EMA, St Helen's Bishposgate
I had heard a lot about the annual Evangelical Ministry Assembly, organised by the Proclamation Trust. But I had not attended the assembly until last Friday. The conference venue is St Helen's Bishopsgate in the heart of the City of London. Although the event is organised by Evangelical Anglicans, the conference attracts support from many Evangelical Nonconformists. I spotted various Free Church luminaries, leading lights from the Evangelical Fellowship of Congregational Churches, the great and the good of the Fellowship of Independent Evangelical Churches and various other Nonconformist apparatchiks.
What, I wondered is the force that unites this pan-Evangelical jamboree? The conference is well organised and efficiently run and there is a plentiful supply of tea and coffee. The City of London location makes for an excellent location, where the ancient grandeur of St Helen's Bishopsgate bumps up against the the shiny postmodernism of Lord Rogers' London Gherkin.
The "London Gherkin"
But what unites this meeting of Pastors, Rectors and Curates is the EMA's emphasis on the exposition of the Word of God. The first morning session was entitled Exposing half hearted religion. Peter Adam, the Principal of Ridley College, Melboure spoke on Malachi 3:6-15. He gave a lively, challenging and at times humorous exposition of the passage. He urged preachers to speak to the "corporate culture" of their churches, just as Malachi confronted the corporate culture of post-exilic Judah. If the corporate culture is "touchy feely" emotionalism, then we must preach the importance of doctrine. If a church is too preoccupied with its own needs, then we must highlight the importance of evangelism and mission. A doctrinally correct, yet loveless church needs to be exhorted to live out the Word in practical obedience to God. Adams testified that in his own experience, tackling the corporate culture of a church is a challenging and difficult business. But, we must be faithful to our calling and trust in the transforming power of God's Word.
John Piper spoke next on Will we last? Enduring in ministry. I have read several of Piper's books, but this is the first time that I have heard him preach. I was not disappointed. In a sense, he was the only speaker who really preached to us. After a number of stories that told of perseverance in disaster, Piper spoke on Jeremiah 31:38-41 . With great passion he urged us to pray that God will keep us in the ministry and not give up. He repeated again and again that God does not keep us from troubling times, but he gives us grace to keep on keeping on. From the text, the preacher showed us that God will guarantee the perseverance of the saints, "I will not turn away from doing good to them. And I will put the fear of me in their hearts, that they may not turn from me". Piper emphasised that God delights in enabling us to persevere with all the infinite joy and determination of his Being, "I will rejoice in doing them good, and I will plant them in this land in faithfulness, with all my heart and all my soul". It was worth the 5.30am alarm call and the motorway / tube journey just to hear Piper preach this message to us with power and boldness. I felt stirred, moved, challenged and encouraged.
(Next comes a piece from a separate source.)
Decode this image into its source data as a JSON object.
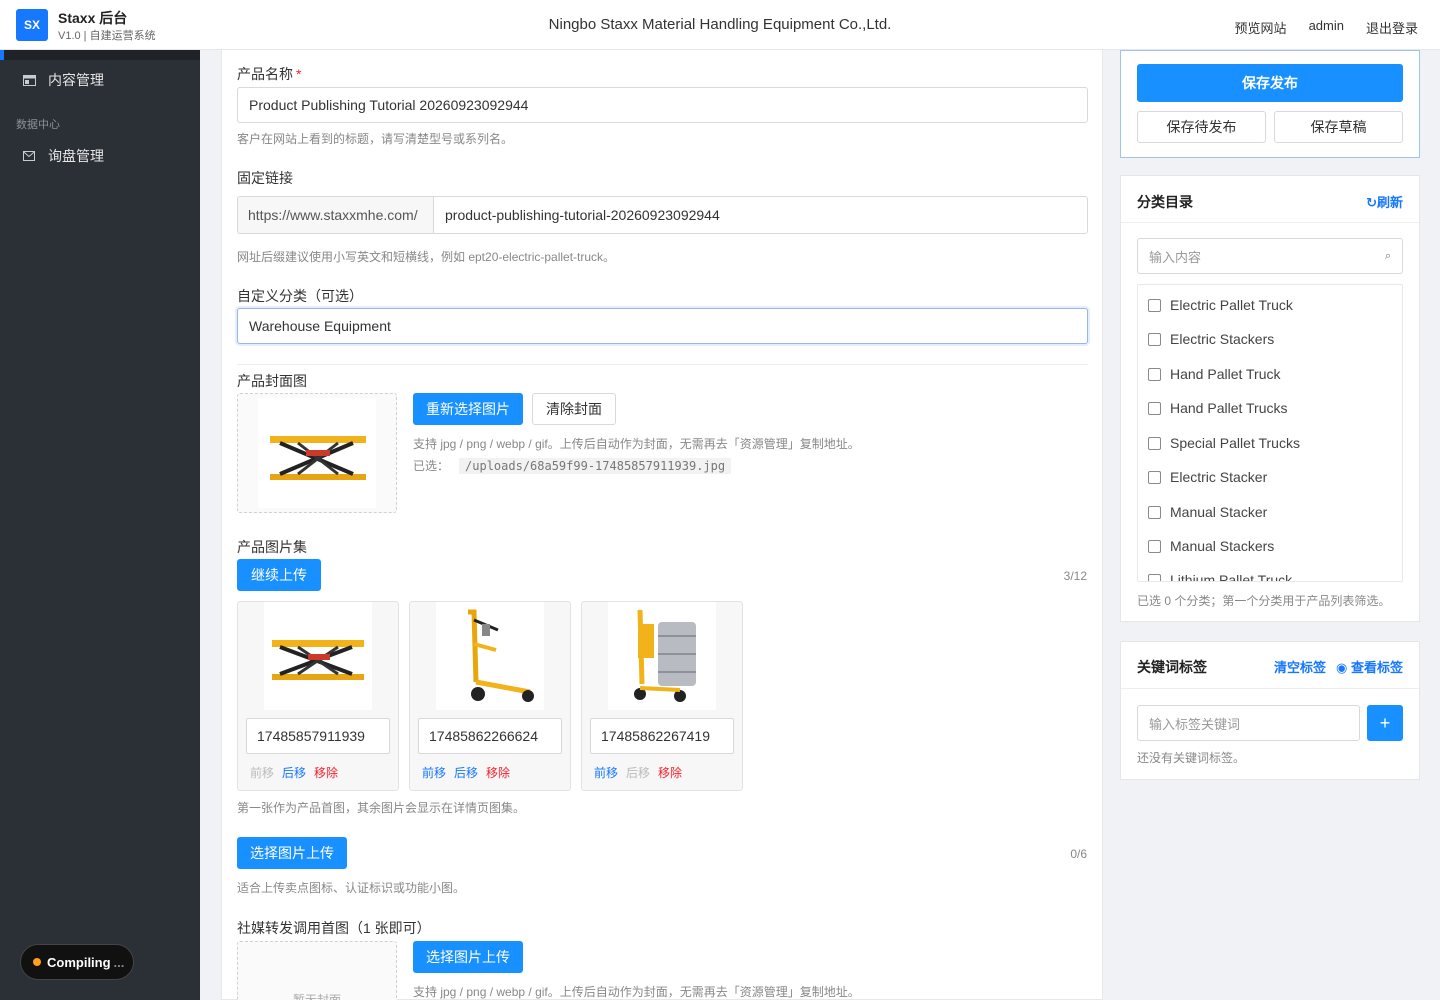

The first afternoon session was Exposition for Expositors Psalm 119, The logic and dynamics of Bible delight. Christopher Ash gave a workmanlike study of the final few sections of the Psalm. Finally, Simon Manchester spoke on Preaching the Christian life Expositions from 1 Peter. Manchester gave us an overview of 1 Peter 4 & 5. He majored on the challenges and encouragements to Christian service in these chapters.
My overall impression from Friday's assembly is that the accent was more on exposition than proclamation. Some years ago I heard a former FIEC president say that, "The problem with the Proclamation Trust is that they do not proclaim!" Preachers are more than expositors. We are heralds who are called to Preach the Word! (2 Timothy 4:2). The EMA is focussed on equipping men to handle the Bible effectively and be good expositors. That is good and essential. But we don't just need expositors, we need expository preachers.